● Task
Omit the pictures while printing every entry below exactly as given.

[Entries from a dataset of interfaces]
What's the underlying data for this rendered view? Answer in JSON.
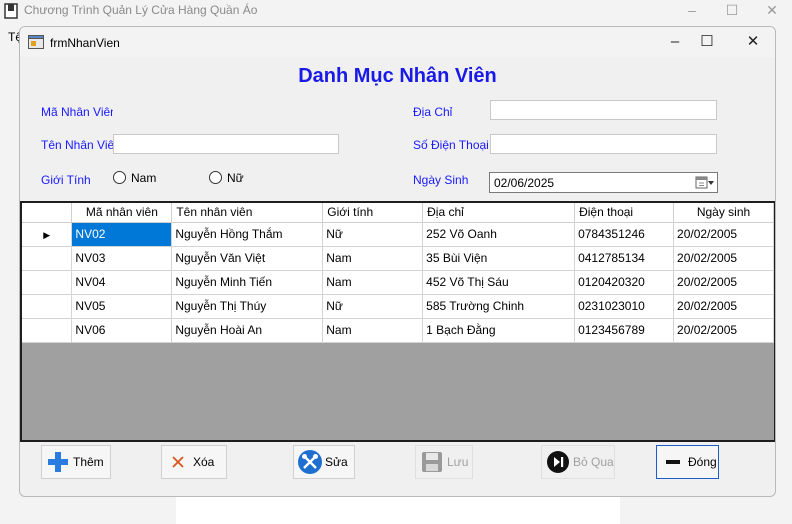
{
  "app": {
    "title": "Chương Trình Quản Lý Cửa Hàng Quần Áo",
    "menu_stub": "Tệ"
  },
  "form": {
    "title": "frmNhanVien",
    "heading": "Danh Mục Nhân Viên"
  },
  "fields": {
    "ma_nv_label": "Mã Nhân Viên",
    "ma_nv_value": "",
    "ten_nv_label": "Tên Nhân Viên",
    "ten_nv_value": "",
    "gioi_tinh_label": "Giới Tính",
    "nam_label": "Nam",
    "nu_label": "Nữ",
    "dia_chi_label": "Địa Chỉ",
    "dia_chi_value": "",
    "sdt_label": "Số Điện Thoại",
    "sdt_value": "",
    "ngay_sinh_label": "Ngày Sinh",
    "ngay_sinh_value": "02/06/2025"
  },
  "grid": {
    "columns": [
      "Mã nhân viên",
      "Tên nhân viên",
      "Giới tính",
      "Địa chỉ",
      "Điện thoại",
      "Ngày sinh"
    ],
    "rows": [
      [
        "NV02",
        "Nguyễn Hồng Thắm",
        "Nữ",
        "252 Võ Oanh",
        "0784351246",
        "20/02/2005"
      ],
      [
        "NV03",
        "Nguyễn Văn Việt",
        "Nam",
        "35 Bùi Viện",
        "0412785134",
        "20/02/2005"
      ],
      [
        "NV04",
        "Nguyễn Minh Tiến",
        "Nam",
        "452 Võ Thị Sáu",
        "0120420320",
        "20/02/2005"
      ],
      [
        "NV05",
        "Nguyễn Thị Thúy",
        "Nữ",
        "585 Trường Chinh",
        "0231023010",
        "20/02/2005"
      ],
      [
        "NV06",
        "Nguyễn Hoài An",
        "Nam",
        "1 Bạch Đằng",
        "0123456789",
        "20/02/2005"
      ]
    ],
    "selected_row": 0,
    "current_row_marker": "▶"
  },
  "buttons": {
    "them": "Thêm",
    "xoa": "Xóa",
    "sua": "Sửa",
    "luu": "Lưu",
    "bo_qua": "Bỏ Qua",
    "dong": "Đóng"
  },
  "colors": {
    "label_blue": "#1a1aff",
    "heading_blue": "#1a1ae6",
    "selection": "#0078d7"
  }
}
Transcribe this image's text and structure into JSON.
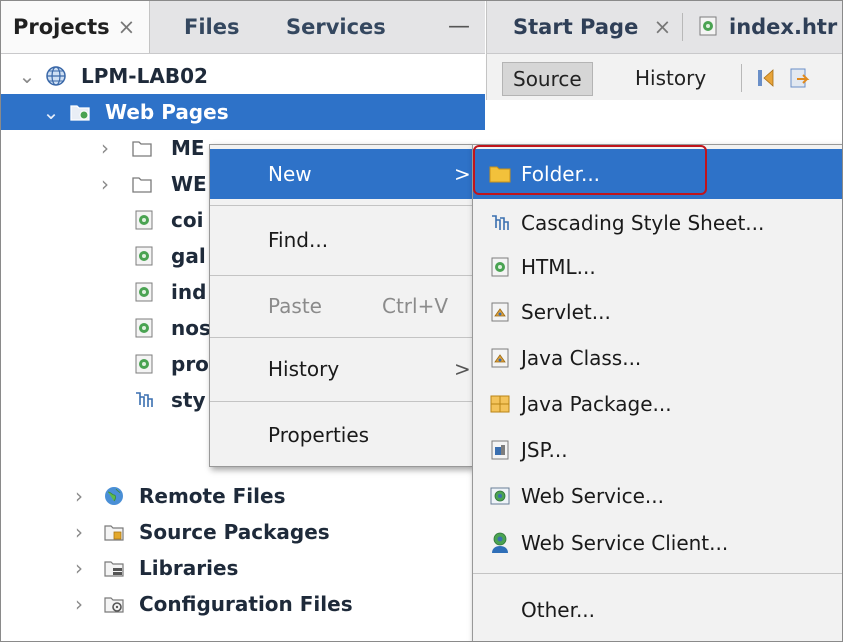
{
  "projects_panel": {
    "tabs": [
      {
        "label": "Projects",
        "close": "×",
        "active": true
      },
      {
        "label": "Files",
        "active": false
      },
      {
        "label": "Services",
        "active": false
      }
    ],
    "minimize": "—"
  },
  "tree": {
    "project": "LPM-LAB02",
    "web_pages": "Web Pages",
    "children": [
      "ME",
      "WE",
      "coi",
      "gal",
      "ind",
      "nos",
      "pro",
      "sty"
    ],
    "remote_files": "Remote Files",
    "source_packages": "Source Packages",
    "libraries": "Libraries",
    "configuration_files": "Configuration Files"
  },
  "editor": {
    "tabs": [
      {
        "label": "Start Page",
        "close": "×"
      },
      {
        "label": "index.htr"
      }
    ],
    "toolbar": {
      "source": "Source",
      "history": "History"
    }
  },
  "context_menu": {
    "new": "New",
    "find": "Find...",
    "paste": "Paste",
    "paste_shortcut": "Ctrl+V",
    "history": "History",
    "properties": "Properties",
    "submenu_arrow": ">"
  },
  "submenu": {
    "items": [
      {
        "label": "Folder...",
        "icon": "folder-icon"
      },
      {
        "label": "Cascading Style Sheet...",
        "icon": "css-icon"
      },
      {
        "label": "HTML...",
        "icon": "html-file-icon"
      },
      {
        "label": "Servlet...",
        "icon": "servlet-icon"
      },
      {
        "label": "Java Class...",
        "icon": "java-class-icon"
      },
      {
        "label": "Java Package...",
        "icon": "java-package-icon"
      },
      {
        "label": "JSP...",
        "icon": "jsp-icon"
      },
      {
        "label": "Web Service...",
        "icon": "web-service-icon"
      },
      {
        "label": "Web Service Client...",
        "icon": "web-service-client-icon"
      },
      {
        "label": "Other...",
        "icon": ""
      }
    ]
  },
  "colors": {
    "selection": "#2e72c8",
    "highlight_border": "#c0141b",
    "menu_background": "#f2f2f2"
  }
}
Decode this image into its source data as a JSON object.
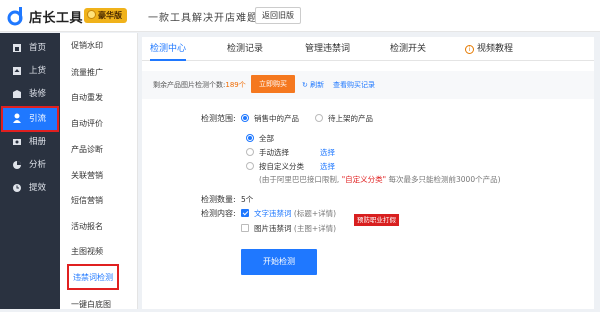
{
  "header": {
    "brand": "店长工具",
    "badge": "豪华版",
    "slogan": "一款工具解决开店难题",
    "back_label": "返回旧版",
    "accent": "#1f78ff"
  },
  "nav": {
    "items": [
      {
        "label": "首页",
        "icon": "home-icon"
      },
      {
        "label": "上货",
        "icon": "upload-icon"
      },
      {
        "label": "装修",
        "icon": "decorate-icon"
      },
      {
        "label": "引流",
        "icon": "user-icon",
        "active": true
      },
      {
        "label": "相册",
        "icon": "album-icon"
      },
      {
        "label": "分析",
        "icon": "chart-icon"
      },
      {
        "label": "提效",
        "icon": "clock-icon"
      }
    ]
  },
  "subnav": {
    "items": [
      "促销水印",
      "流量推广",
      "自动重发",
      "自动评价",
      "产品诊断",
      "关联营销",
      "短信营销",
      "活动报名",
      "主图视频",
      "违禁词检测",
      "一键白底图"
    ],
    "active": "违禁词检测"
  },
  "tabs": [
    "检测中心",
    "检测记录",
    "管理违禁词",
    "检测开关",
    "视频教程"
  ],
  "quota": {
    "prefix": "剩余产品图片检测个数:",
    "count": "189个",
    "buy_label": "立即购买",
    "refresh_label": "刷新",
    "records_label": "查看购买记录"
  },
  "form": {
    "range_label": "检测范围:",
    "range_options": [
      "销售中的产品",
      "待上架的产品"
    ],
    "scope_options": [
      "全部",
      "手动选择",
      "按自定义分类"
    ],
    "select_label": "选择",
    "note_prefix": "(由于阿里巴巴接口限制,",
    "note_highlight": "\"自定义分类\"",
    "note_suffix": "每次最多只能检测前3000个产品)",
    "count_label": "检测数量:",
    "count_value": "5个",
    "content_label": "检测内容:",
    "content_options": [
      {
        "name": "文字违禁词",
        "detail": "(标题+详情)",
        "checked": true
      },
      {
        "name": "图片违禁词",
        "detail": "(主图+详情)",
        "checked": false
      }
    ],
    "tag": "预防职业打假",
    "start_label": "开始检测"
  }
}
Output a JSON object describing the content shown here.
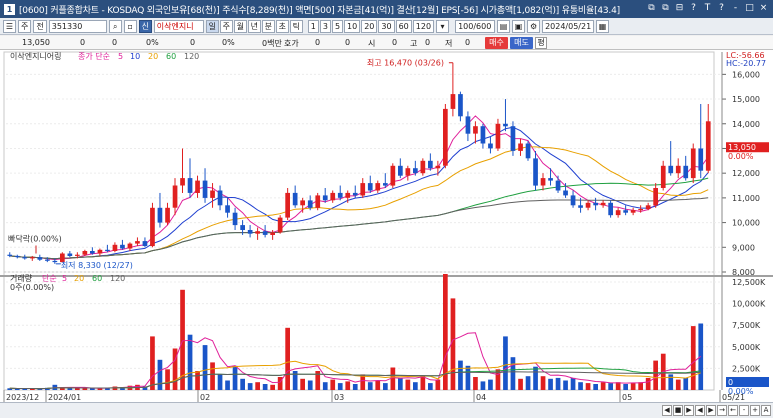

● Task solution
What's the underlying data for this rendered view? Answer in JSON.
{
  "app": {
    "title": "Chương Trình Quản Lý Cửa Hàng Quần Áo",
    "menu_stub": "Tệ"
  },
  "form": {
    "title": "frmNhanVien",
    "heading": "Danh Mục Nhân Viên"
  },
  "fields": {
    "ma_nv_label": "Mã Nhân Viên",
    "ma_nv_value": "",
    "ten_nv_label": "Tên Nhân Viên",
    "ten_nv_value": "",
    "gioi_tinh_label": "Giới Tính",
    "nam_label": "Nam",
    "nu_label": "Nữ",
    "dia_chi_label": "Địa Chỉ",
    "dia_chi_value": "",
    "sdt_label": "Số Điện Thoại",
    "sdt_value": "",
    "ngay_sinh_label": "Ngày Sinh",
    "ngay_sinh_value": "02/06/2025"
  },
  "grid": {
    "columns": [
      "Mã nhân viên",
      "Tên nhân viên",
      "Giới tính",
      "Địa chỉ",
      "Điện thoại",
      "Ngày sinh"
    ],
    "rows": [
      [
        "NV02",
        "Nguyễn Hồng Thắm",
        "Nữ",
        "252 Võ Oanh",
        "0784351246",
        "20/02/2005"
      ],
      [
        "NV03",
        "Nguyễn Văn Việt",
        "Nam",
        "35 Bùi Viện",
        "0412785134",
        "20/02/2005"
      ],
      [
        "NV04",
        "Nguyễn Minh Tiến",
        "Nam",
        "452 Võ Thị Sáu",
        "0120420320",
        "20/02/2005"
      ],
      [
        "NV05",
        "Nguyễn Thị Thúy",
        "Nữ",
        "585 Trường Chinh",
        "0231023010",
        "20/02/2005"
      ],
      [
        "NV06",
        "Nguyễn Hoài An",
        "Nam",
        "1 Bạch Đằng",
        "0123456789",
        "20/02/2005"
      ]
    ],
    "selected_row": 0,
    "current_row_marker": "▶"
  },
  "buttons": {
    "them": "Thêm",
    "xoa": "Xóa",
    "sua": "Sửa",
    "luu": "Lưu",
    "bo_qua": "Bỏ Qua",
    "dong": "Đóng"
  },
  "colors": {
    "label_blue": "#1a1aff",
    "heading_blue": "#1a1ae6",
    "selection": "#0078d7"
  }
}
Transcribe this image's text and structure into JSON.
{
  "projects_panel": {
    "tabs": [
      {
        "label": "Projects",
        "close": "×",
        "active": true
      },
      {
        "label": "Files",
        "active": false
      },
      {
        "label": "Services",
        "active": false
      }
    ],
    "minimize": "—"
  },
  "tree": {
    "project": "LPM-LAB02",
    "web_pages": "Web Pages",
    "children": [
      "ME",
      "WE",
      "coi",
      "gal",
      "ind",
      "nos",
      "pro",
      "sty"
    ],
    "remote_files": "Remote Files",
    "source_packages": "Source Packages",
    "libraries": "Libraries",
    "configuration_files": "Configuration Files"
  },
  "editor": {
    "tabs": [
      {
        "label": "Start Page",
        "close": "×"
      },
      {
        "label": "index.htr"
      }
    ],
    "toolbar": {
      "source": "Source",
      "history": "History"
    }
  },
  "context_menu": {
    "new": "New",
    "find": "Find...",
    "paste": "Paste",
    "paste_shortcut": "Ctrl+V",
    "history": "History",
    "properties": "Properties",
    "submenu_arrow": ">"
  },
  "submenu": {
    "items": [
      {
        "label": "Folder...",
        "icon": "folder-icon"
      },
      {
        "label": "Cascading Style Sheet...",
        "icon": "css-icon"
      },
      {
        "label": "HTML...",
        "icon": "html-file-icon"
      },
      {
        "label": "Servlet...",
        "icon": "servlet-icon"
      },
      {
        "label": "Java Class...",
        "icon": "java-class-icon"
      },
      {
        "label": "Java Package...",
        "icon": "java-package-icon"
      },
      {
        "label": "JSP...",
        "icon": "jsp-icon"
      },
      {
        "label": "Web Service...",
        "icon": "web-service-icon"
      },
      {
        "label": "Web Service Client...",
        "icon": "web-service-client-icon"
      },
      {
        "label": "Other...",
        "icon": ""
      }
    ]
  },
  "colors": {
    "selection": "#2e72c8",
    "highlight_border": "#c0141b",
    "menu_background": "#f2f2f2"
  }
}
Decode this image into its source data as a JSON object.
{
  "header": {
    "brand": "店长工具",
    "badge": "豪华版",
    "slogan": "一款工具解决开店难题",
    "back_label": "返回旧版",
    "accent": "#1f78ff"
  },
  "nav": {
    "items": [
      {
        "label": "首页",
        "icon": "home-icon"
      },
      {
        "label": "上货",
        "icon": "upload-icon"
      },
      {
        "label": "装修",
        "icon": "decorate-icon"
      },
      {
        "label": "引流",
        "icon": "user-icon",
        "active": true
      },
      {
        "label": "相册",
        "icon": "album-icon"
      },
      {
        "label": "分析",
        "icon": "chart-icon"
      },
      {
        "label": "提效",
        "icon": "clock-icon"
      }
    ]
  },
  "subnav": {
    "items": [
      "促销水印",
      "流量推广",
      "自动重发",
      "自动评价",
      "产品诊断",
      "关联营销",
      "短信营销",
      "活动报名",
      "主图视频",
      "违禁词检测",
      "一键白底图"
    ],
    "active": "违禁词检测"
  },
  "tabs": [
    "检测中心",
    "检测记录",
    "管理违禁词",
    "检测开关",
    "视频教程"
  ],
  "quota": {
    "prefix": "剩余产品图片检测个数:",
    "count": "189个",
    "buy_label": "立即购买",
    "refresh_label": "刷新",
    "records_label": "查看购买记录"
  },
  "form": {
    "range_label": "检测范围:",
    "range_options": [
      "销售中的产品",
      "待上架的产品"
    ],
    "scope_options": [
      "全部",
      "手动选择",
      "按自定义分类"
    ],
    "select_label": "选择",
    "note_prefix": "(由于阿里巴巴接口限制,",
    "note_highlight": "\"自定义分类\"",
    "note_suffix": "每次最多只能检测前3000个产品)",
    "count_label": "检测数量:",
    "count_value": "5个",
    "content_label": "检测内容:",
    "content_options": [
      {
        "name": "文字违禁词",
        "detail": "(标题+详情)",
        "checked": true
      },
      {
        "name": "图片违禁词",
        "detail": "(主图+详情)",
        "checked": false
      }
    ],
    "tag": "预防职业打假",
    "start_label": "开始检测"
  }
}
Output a JSON object describing the content shown here.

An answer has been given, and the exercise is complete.